JUPITER, FL – March 27, 2017 – Scientists may have found a new tool for studying—and maybe even treating—Type 2 diabetes, the form of diabetes considered responsible for close to 95 percent of cases in the United States.
A team of scientists from the Florida campus of The Scripps Research Institute (TSRI), Dana-Farber Cancer Institute, Harvard Medical School and the Yale University School of Medicine, among others, have identified a new class of compounds that reduce production of glucose in the liver. One of these compounds, designed and optimized by TSRI scientists, significantly improves the health of diabetic animal models by reducing glucose levels in the blood, increasing insulin sensitivity and improving glucose balance.
The study, published recently in the journal Cell, was led by Pere Puigsever of Harvard Medical School and the Dana-Farber Cancer Institute and included Patrick Griffin, co-chair of the TSRI Department of Molecular Medicine, and Theodore Kamenecka, TSRI Associate Professor of Molecular Medicine.
The compound they identified, called SR-18292, modifies a protein known as PGC-1α. This protein plays a pivotal role in energy balance and helps control genes involved in energy metabolism. When cells overexpress PGC-1, during fasting or starvation, for example, glucose production in the liver soars. But when scientists modify PGC-1α function through a process called acetylation, glucose production declines.
“This protein was generally considered non-druggable,” said Griffin. “But the team approached the problem through the process of acetylation, which means we can influence the protein’s behavior indirectly. SR-18292 increases acetylation of PGC-1, which in turn shuts down glucose production in liver cells.”
Suppressing this overproduction makes PGC-1αa target ripe for exploitation in anti-diabetes treatments.
“After the screening process found several potential candidates, the TSRI team designed derivatives of those initial hits,” Griffin said. “We selected this compound based on its ability to induce acetylation and the fact that it had good pharmaceutical properties–so we could use it in animal models of Type 2 diabetes.”
While it isn’t known at this point what protein or enzyme is directly targeted by SR-18292, Griffin explained, this new compound, plus several others we’ve made, can be used as chemical tools to study the regulation of glucose metabolism.

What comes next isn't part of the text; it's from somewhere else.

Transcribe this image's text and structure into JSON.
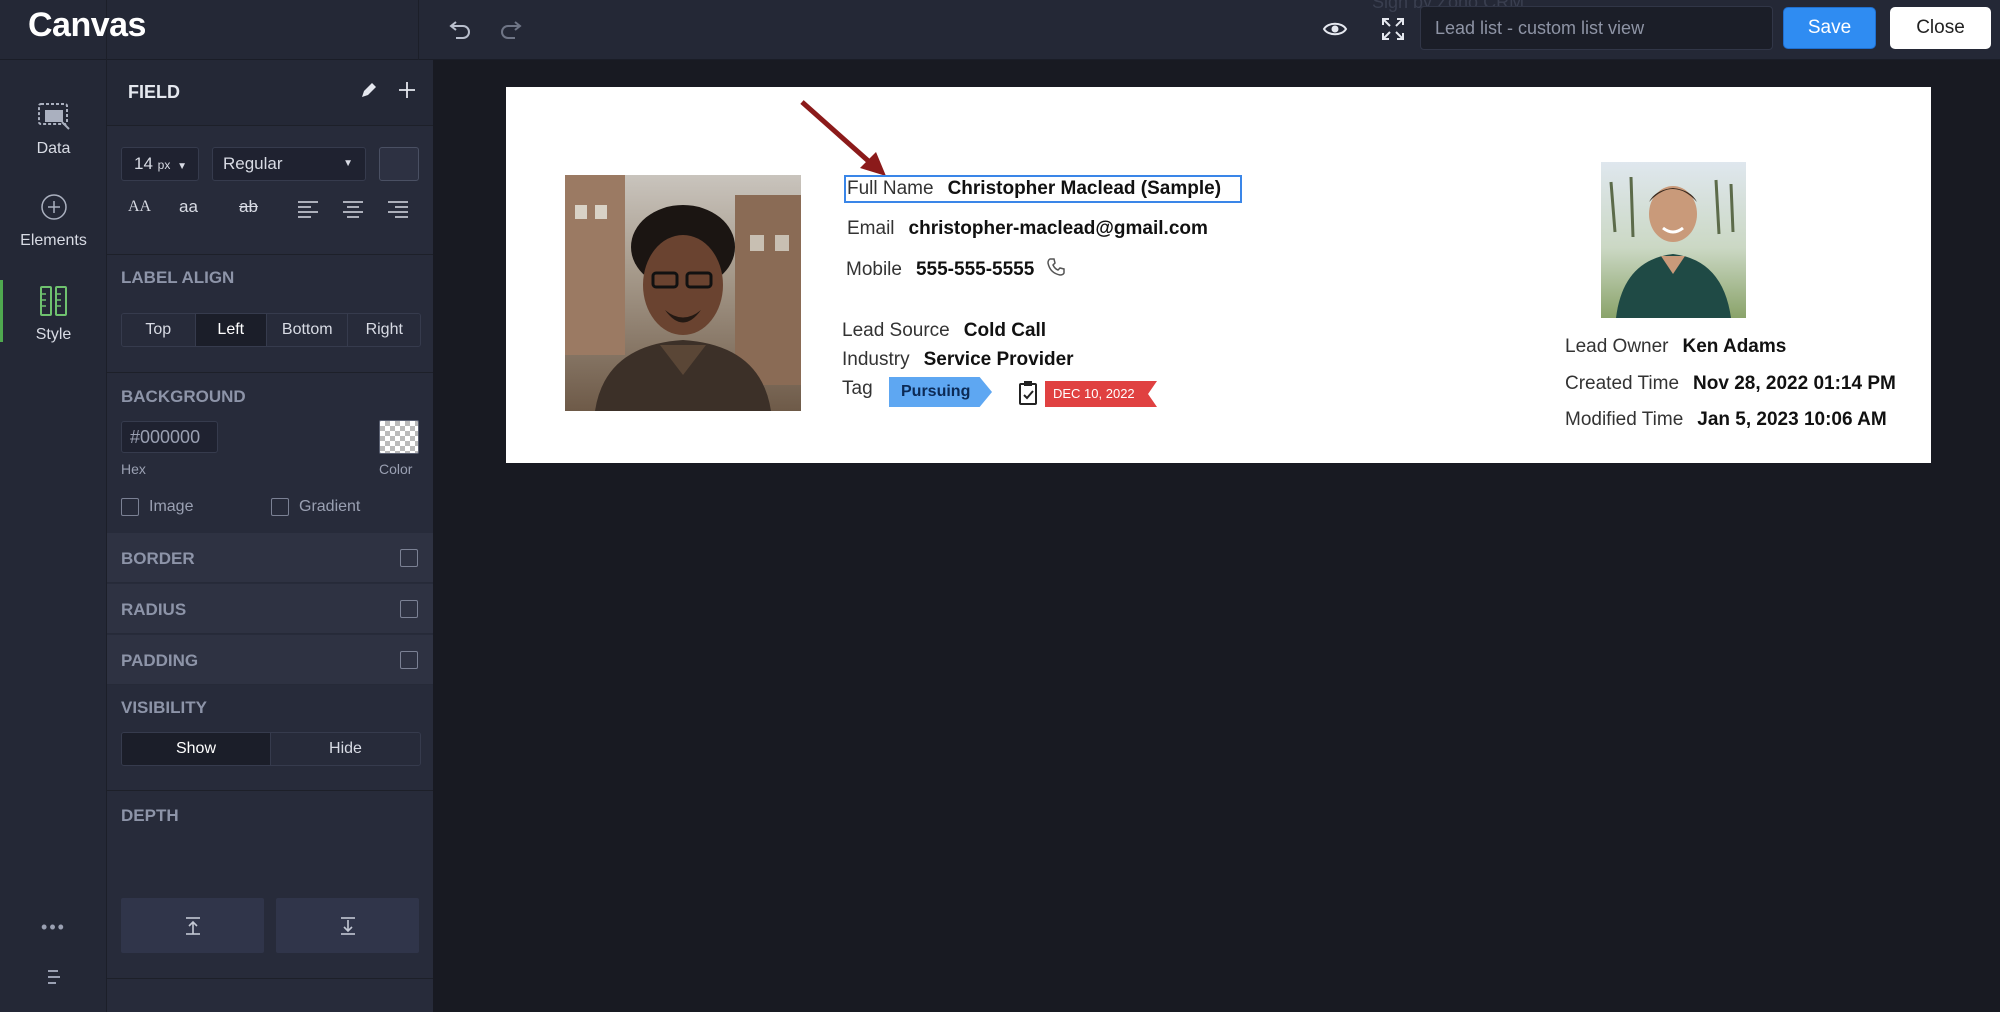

The researchers added that these same small molecules could one day be developed as either a single agent to treat diabetes, or used in combination with current anti-diabetic drugs.
The first author of the study, “Small Molecule Screen Identifies Selective PGC-1α Gluconeogenic Inhibitors that Ameliorate Type 2 Diabetes,” is Kfir Sharabi of Dana-Farber and Harvard Medical School. Other authors include Hua Lin of TSRI; Clint D. J. Tavares, John E. Dominy and Amy K. Rines of Dana-Farber and Harvard Medical School; Mark P. Jedrychowski and Steve P. Gygi of Harvard Medical School; Joao Paulo Camporez and Rachel J. Perry of Howard Hughes Medical Institute and Yale University; Jaemin Lee and Umut Ozcan of Boston Children's Hospital, Harvard Medical School; Marc Hickey, Melissa Bennion, Michelle Palmer, Partha P. Nag, Josh A. Bittker and José Perez of the Broad Institute of MIT and Harvard University.
The study was supported by the National Institutes of Health (grants F32 DK102293-01, U54HG005032, R24DK080261, R01DK-409369, 2U2CDK059635, R03DA032468 and R01 DK069966), the American Heart Association (15POST22880002) and the American Diabetes Association (1-16-PDF-111 and 7-12-MN-68).
This article was originally published on Scripps.edu.